so cutting water waste is another good way to save energy and pollution.
3. Cut the car: Sometimes we have to use cars, but often we can get a bus or a train or
(for shorter distances) walk or cycle. Cars are now the biggest source of air pollution
in most urban areas, so traveling some other way through a town or city helps to keep
the air clean. When you have to use your car, drive efficiently to save fuel and money,
and cut pollution. It's particularly important to avoid car use when smog is bad in your
4. Cut out garden bonfires: Did you know that a garden bonfire can contain up to 350
times as much of the cancer-causing chemical benzpyrene as cigarette smoke? Well
you do now! Having a bonfire is one of the most selfish things you can do in your
local neighborhood. Compost your garden refuse, bury it, or dispose of it some other
5. Never burn household waste: If you burn plastic, you release horrible toxic chemicals
into the local environment, some of which will be sucked up your own nose! Recycle
your trash instead.
6. Garden organically: Would you spray pesticides on your dinner? So why spray them
on your garden? You can tackle virtually all garden pests and diseases in more
environmentally friendly organic ways.

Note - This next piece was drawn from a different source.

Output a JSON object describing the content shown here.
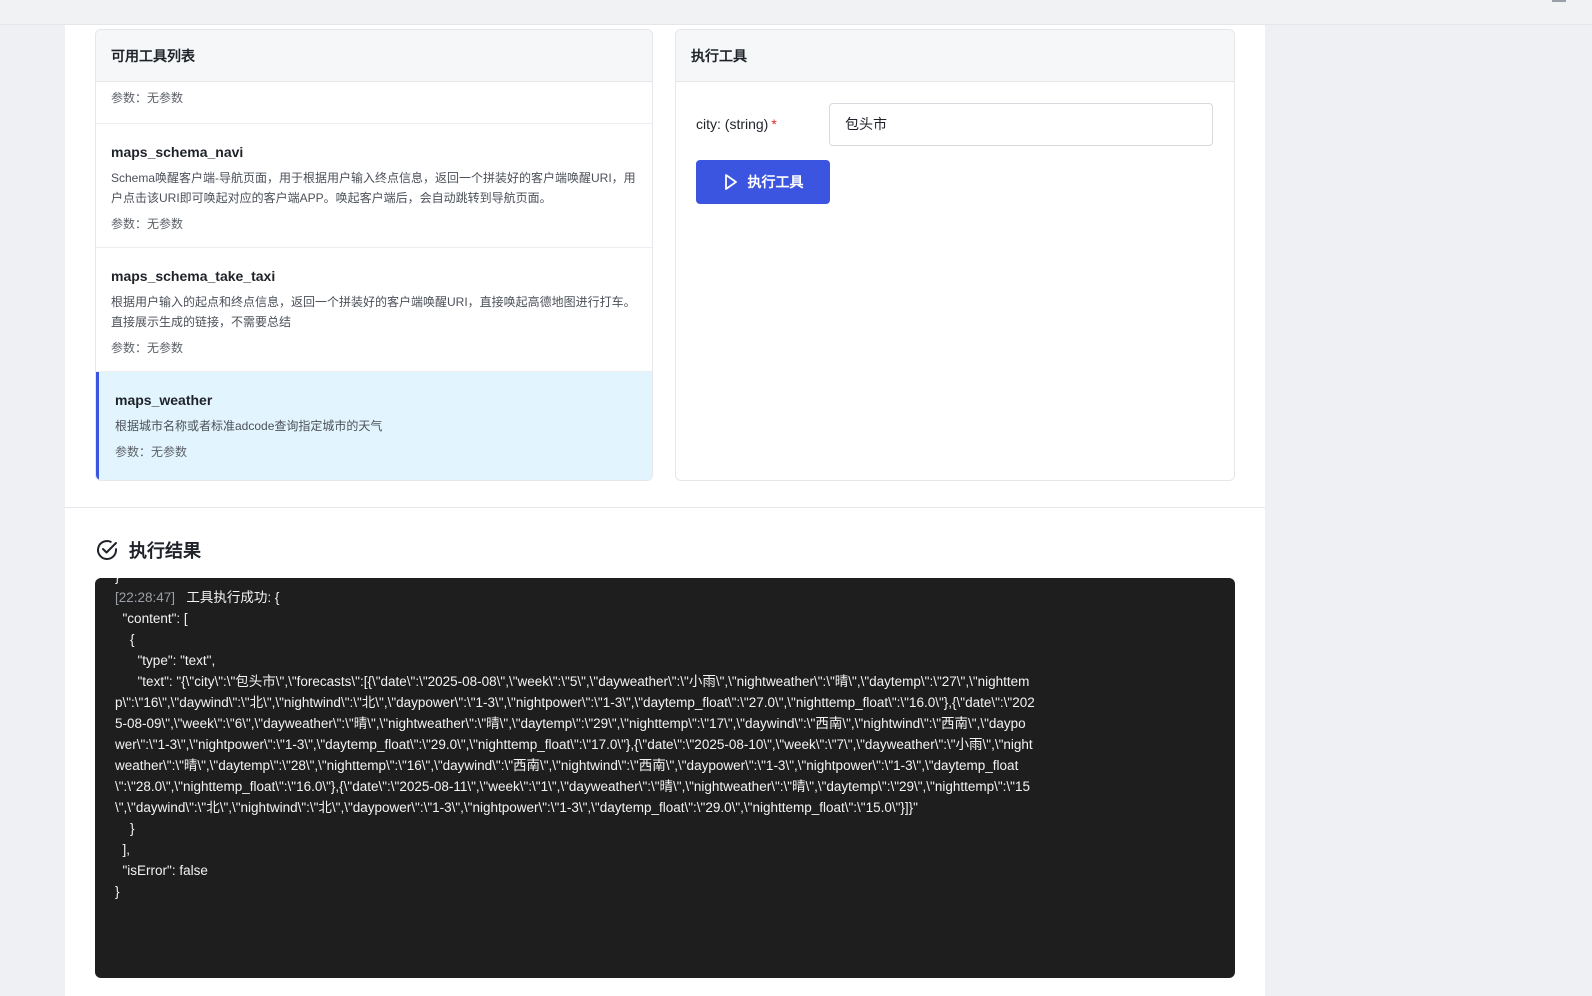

Buying organic food is a good option if you
can't grow your own.
7. Cut the chemicals: Do you really need to spray an air freshener to make your home
feel nice? Yes, you fill your room with perfume, but you're also choking it with
chemical pollution. Why not just open a window instead? How many of the chemicals
you buy do you really need to use? Why not try cleaning with microfiber cloths
instead of using detergents?
8. Use water-based paints and glues: Avoid the nasty solvents in paints, varnishes, and
wood preservatives. Remember that if anyone's going to suffer from the air pollution
they create, you're first in line.
9. Reduce, reuse, and recycle: Buying new stuff is fun, but reusing old things can be just
as good.
10. Don't smoke: Cigarettes contain an addictive chemical called nicotine that makes you
want to go on smoking them. They cause all kinds of health problems, but they also
cause very localized air pollution. Once again you're first in line.